### Material for this task
-- Opening Marker --

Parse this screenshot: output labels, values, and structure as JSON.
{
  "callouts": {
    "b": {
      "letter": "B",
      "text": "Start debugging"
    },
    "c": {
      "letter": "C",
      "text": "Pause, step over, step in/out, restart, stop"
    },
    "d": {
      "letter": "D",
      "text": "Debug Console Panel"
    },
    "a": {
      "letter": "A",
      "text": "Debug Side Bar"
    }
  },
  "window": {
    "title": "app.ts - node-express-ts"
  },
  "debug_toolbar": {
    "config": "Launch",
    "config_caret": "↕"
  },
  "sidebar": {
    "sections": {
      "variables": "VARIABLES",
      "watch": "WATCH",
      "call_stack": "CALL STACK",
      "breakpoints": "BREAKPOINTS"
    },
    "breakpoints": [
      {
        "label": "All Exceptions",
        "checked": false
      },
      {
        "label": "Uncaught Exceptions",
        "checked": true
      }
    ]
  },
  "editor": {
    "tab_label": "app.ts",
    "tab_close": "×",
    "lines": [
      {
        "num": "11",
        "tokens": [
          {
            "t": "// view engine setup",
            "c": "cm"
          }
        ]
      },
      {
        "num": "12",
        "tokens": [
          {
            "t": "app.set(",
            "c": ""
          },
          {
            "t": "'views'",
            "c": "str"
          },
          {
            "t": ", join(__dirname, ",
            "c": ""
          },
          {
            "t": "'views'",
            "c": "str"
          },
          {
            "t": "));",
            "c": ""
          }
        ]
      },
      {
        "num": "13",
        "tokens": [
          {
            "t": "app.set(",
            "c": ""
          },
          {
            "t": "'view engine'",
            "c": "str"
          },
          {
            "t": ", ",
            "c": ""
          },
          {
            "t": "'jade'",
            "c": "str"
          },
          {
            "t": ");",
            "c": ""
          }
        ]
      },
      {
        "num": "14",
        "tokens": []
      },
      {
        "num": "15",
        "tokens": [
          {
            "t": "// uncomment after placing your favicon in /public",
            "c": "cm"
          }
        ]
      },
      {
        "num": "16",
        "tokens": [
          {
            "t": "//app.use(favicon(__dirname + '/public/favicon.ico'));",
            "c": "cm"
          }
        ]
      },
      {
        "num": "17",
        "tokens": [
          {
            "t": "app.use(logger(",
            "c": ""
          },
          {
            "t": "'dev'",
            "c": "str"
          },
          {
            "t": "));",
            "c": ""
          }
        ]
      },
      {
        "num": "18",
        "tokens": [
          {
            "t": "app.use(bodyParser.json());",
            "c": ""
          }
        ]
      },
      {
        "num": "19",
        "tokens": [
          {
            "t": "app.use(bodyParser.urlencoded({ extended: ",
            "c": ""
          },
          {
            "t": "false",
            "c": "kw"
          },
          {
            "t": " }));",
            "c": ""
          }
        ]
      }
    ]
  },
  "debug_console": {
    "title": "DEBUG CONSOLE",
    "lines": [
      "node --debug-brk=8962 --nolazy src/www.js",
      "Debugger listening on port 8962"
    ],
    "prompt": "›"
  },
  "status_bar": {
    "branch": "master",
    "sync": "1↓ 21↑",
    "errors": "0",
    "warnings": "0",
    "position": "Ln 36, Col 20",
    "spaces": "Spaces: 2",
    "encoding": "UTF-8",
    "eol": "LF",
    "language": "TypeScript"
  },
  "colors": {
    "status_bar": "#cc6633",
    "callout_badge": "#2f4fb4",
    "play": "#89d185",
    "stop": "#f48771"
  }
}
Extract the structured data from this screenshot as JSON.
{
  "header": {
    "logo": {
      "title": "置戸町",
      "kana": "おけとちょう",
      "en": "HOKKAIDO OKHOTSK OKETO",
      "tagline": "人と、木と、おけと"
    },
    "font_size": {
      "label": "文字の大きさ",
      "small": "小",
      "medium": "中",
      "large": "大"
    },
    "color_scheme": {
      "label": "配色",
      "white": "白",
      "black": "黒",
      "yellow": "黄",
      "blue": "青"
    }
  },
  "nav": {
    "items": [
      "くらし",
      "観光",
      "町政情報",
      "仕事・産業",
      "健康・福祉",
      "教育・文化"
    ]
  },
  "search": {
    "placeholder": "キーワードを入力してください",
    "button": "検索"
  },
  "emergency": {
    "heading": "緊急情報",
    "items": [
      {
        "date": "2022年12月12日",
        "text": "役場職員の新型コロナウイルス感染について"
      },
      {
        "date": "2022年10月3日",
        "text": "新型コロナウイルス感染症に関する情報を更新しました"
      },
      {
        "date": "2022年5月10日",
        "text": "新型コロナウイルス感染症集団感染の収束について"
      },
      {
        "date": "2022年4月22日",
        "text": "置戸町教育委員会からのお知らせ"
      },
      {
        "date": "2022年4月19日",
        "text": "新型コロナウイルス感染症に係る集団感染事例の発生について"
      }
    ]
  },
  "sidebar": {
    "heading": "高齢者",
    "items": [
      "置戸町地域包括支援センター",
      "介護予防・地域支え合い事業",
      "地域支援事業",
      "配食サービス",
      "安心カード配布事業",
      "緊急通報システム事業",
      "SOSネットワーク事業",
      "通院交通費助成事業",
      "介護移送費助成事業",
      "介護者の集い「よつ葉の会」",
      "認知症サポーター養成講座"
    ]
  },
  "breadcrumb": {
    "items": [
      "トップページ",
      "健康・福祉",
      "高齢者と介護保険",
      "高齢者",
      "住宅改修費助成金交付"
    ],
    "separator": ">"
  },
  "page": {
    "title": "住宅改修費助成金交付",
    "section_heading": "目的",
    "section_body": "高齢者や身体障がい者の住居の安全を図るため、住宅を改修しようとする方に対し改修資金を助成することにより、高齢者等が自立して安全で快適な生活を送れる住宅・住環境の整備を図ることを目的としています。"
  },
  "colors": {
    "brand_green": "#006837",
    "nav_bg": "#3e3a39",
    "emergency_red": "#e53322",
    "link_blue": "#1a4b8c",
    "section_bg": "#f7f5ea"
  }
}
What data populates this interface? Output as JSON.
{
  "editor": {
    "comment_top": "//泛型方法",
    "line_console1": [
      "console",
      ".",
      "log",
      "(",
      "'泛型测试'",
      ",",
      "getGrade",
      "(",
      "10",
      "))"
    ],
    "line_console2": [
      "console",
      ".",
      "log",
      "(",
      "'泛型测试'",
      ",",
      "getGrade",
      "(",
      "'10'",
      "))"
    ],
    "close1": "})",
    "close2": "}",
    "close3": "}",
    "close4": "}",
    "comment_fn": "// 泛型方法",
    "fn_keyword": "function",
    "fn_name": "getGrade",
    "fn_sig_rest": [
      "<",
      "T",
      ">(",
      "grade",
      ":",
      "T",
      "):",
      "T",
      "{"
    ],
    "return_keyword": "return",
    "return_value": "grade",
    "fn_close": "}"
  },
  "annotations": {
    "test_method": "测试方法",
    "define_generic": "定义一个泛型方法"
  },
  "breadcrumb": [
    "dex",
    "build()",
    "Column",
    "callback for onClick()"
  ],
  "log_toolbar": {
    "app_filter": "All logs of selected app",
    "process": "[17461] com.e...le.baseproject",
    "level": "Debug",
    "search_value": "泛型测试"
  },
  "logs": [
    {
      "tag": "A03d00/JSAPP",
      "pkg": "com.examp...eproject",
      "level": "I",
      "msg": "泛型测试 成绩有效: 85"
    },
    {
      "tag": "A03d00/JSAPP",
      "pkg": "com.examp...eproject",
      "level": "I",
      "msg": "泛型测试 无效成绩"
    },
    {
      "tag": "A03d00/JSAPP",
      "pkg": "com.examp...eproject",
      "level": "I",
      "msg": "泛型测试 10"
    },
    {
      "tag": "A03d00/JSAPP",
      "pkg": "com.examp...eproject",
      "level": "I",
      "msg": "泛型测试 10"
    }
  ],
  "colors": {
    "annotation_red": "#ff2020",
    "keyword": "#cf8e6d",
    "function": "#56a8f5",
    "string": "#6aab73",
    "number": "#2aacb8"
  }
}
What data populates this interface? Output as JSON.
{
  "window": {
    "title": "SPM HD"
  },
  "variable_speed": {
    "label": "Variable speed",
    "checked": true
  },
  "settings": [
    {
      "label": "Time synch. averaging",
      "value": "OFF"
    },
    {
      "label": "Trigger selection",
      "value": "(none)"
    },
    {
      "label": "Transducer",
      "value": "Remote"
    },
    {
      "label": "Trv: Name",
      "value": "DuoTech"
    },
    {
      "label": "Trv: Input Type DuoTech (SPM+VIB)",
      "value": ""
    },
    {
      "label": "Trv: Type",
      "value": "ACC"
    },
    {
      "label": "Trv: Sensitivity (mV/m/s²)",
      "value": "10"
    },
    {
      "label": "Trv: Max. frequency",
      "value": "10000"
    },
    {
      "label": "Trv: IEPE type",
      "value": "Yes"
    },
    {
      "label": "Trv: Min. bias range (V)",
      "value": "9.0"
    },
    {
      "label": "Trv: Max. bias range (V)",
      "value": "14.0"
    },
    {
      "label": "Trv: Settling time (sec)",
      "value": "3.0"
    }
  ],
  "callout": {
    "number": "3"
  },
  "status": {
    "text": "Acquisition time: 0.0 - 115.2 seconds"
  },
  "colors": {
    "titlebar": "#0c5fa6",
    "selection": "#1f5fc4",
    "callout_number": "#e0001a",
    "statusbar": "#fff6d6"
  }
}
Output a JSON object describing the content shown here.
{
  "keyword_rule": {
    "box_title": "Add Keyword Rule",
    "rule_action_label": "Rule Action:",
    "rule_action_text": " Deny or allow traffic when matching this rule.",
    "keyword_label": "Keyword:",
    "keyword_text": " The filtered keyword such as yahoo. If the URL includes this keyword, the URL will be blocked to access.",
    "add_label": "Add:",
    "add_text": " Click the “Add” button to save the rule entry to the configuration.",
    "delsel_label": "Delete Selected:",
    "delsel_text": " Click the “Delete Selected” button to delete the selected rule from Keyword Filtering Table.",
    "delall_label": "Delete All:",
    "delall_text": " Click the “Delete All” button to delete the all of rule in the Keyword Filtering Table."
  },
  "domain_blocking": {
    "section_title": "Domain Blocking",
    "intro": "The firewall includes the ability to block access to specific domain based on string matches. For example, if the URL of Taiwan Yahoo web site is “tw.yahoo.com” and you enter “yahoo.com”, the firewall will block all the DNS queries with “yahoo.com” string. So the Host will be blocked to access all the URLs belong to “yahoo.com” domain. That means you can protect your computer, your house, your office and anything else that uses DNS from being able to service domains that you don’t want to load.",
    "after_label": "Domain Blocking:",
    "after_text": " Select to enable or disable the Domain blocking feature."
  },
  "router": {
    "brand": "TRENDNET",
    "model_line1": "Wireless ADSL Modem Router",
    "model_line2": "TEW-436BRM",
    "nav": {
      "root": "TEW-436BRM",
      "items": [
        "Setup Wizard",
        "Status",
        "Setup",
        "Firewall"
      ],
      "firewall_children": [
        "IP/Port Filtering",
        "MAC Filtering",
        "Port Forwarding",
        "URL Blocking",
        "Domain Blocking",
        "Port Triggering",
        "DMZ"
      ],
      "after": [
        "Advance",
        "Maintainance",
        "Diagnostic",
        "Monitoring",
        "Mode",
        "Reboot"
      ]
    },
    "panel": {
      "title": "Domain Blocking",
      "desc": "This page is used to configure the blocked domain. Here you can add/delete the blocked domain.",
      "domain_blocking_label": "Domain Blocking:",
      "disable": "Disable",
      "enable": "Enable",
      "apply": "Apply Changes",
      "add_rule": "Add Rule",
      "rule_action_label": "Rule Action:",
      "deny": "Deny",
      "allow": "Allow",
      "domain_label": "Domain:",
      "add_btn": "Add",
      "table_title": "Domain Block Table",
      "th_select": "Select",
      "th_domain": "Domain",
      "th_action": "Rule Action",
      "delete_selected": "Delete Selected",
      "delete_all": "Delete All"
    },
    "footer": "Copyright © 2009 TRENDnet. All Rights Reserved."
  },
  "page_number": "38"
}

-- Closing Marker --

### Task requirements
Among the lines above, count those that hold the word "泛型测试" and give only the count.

### Exercise result
7